Cryptocurrency, also called digital or virtual currencyis one form of currency that is decentralized and not supported by any government or central authority. Because of this, the tax treatment for cryptocurrency can be complicated and can differ based on the country that you are in.
In the United States, the IRS has issued guidance stating that cryptocurrency is treated as property to the tax purpose. This means that transactions involving crypto are subject to losses and capital gains as are transactions that involve other types of property.
For example, if you buy cryptocurrency but sell it later at more money and you receive an income tax on the capital gain, which must be reported when you file your tax returns. If you sell the cryptocurrency at an amount lower than the price the amount you paid for it, you’ll be able to claim the possibility of a capital loss which can use to pay off any other capital gains, or up to $3,000 in ordinary income.
In addition to capital losses and gains You may also be subject to income tax for any cryptocurrency that you use as payment for services or goods. The earnings is reported in your taxes and subject to tax rate the same as other forms of income.
It’s also important to remember that the platforms and exchanges that you buy, sell, or trade in cryptocurrency must submit certain transactions to the IRS, so the IRS could have details about your cryptocurrency transactions even in the event that you don’t record the transactions on your tax return.
It is important to note that the information contained in this report is intended for informational only and is not tax, legal or advice on financial matters.

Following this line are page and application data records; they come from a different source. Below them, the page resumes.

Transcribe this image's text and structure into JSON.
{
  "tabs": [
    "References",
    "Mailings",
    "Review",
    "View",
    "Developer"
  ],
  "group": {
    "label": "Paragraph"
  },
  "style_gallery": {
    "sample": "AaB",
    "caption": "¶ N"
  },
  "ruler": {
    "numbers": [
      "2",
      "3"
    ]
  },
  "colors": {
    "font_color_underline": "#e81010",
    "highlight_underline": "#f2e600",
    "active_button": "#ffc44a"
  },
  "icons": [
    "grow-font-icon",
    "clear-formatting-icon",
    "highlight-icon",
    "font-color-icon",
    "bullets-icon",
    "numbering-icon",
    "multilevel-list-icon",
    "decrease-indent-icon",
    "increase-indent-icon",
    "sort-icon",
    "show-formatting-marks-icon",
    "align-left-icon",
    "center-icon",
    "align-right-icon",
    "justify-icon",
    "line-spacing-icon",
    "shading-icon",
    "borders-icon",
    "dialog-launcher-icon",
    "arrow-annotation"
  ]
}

Each person’s financial situation is particular to them, so you must seek advice from a professional before making any final decisions regarding your tax situation.
Additionally the laws and regulations related to cryptocurrency taxation are subject to change and could be different depending on where you are. It is your obligation to ensure that you are in compliance with the laws and regulations in force.
In short, cryptocurrency is treated as property in taxation purposes for tax purposes in the United States, and transactions involving cryptocurrency may result in capital gains or losses and also income tax. It is important to consult with an expert in taxation and remain up to date with the rules and regulations to ensure that you are in compliance.
The information provided in this report is for informational only and is not intended as advice on tax, legal or financial advice. The information in this report may not be applicable to all individuals or scenarios. Regulations, laws and policies regarding cryptocurrency taxation can change, and can differ based on the location you live in. Your responsibility is to ensure compliance with the relevant laws and rules. This report is not a substitute for professional financial or legal advice. You should seek advice from an experienced attorney or financial advisor prior to taking any tax-related decisions.
The information in this document is for informational only and is not meant to be considered as financial advice. Every individual’s financial situation is unique, and you should seek the advice of a qualified professional before making any final decisions about your taxes. The information provided in this report is based on data available at the time the report’s creation and could alter in the future. The exactness or accuracy of this information is provided. Investing in cryptocurrency is risky and you should speak with an advisor in the field of finance prior to investing. The past performance of cryptocurrency does not guarantee future results. The report is not intended to be used as a general guideline for investing or as a source for any specific investment recommendations, and makes no implied or express recommendations concerning the way in which an individual’s accounts should or should be handled, as appropriate investment decisions depend on the specific goals of each investor.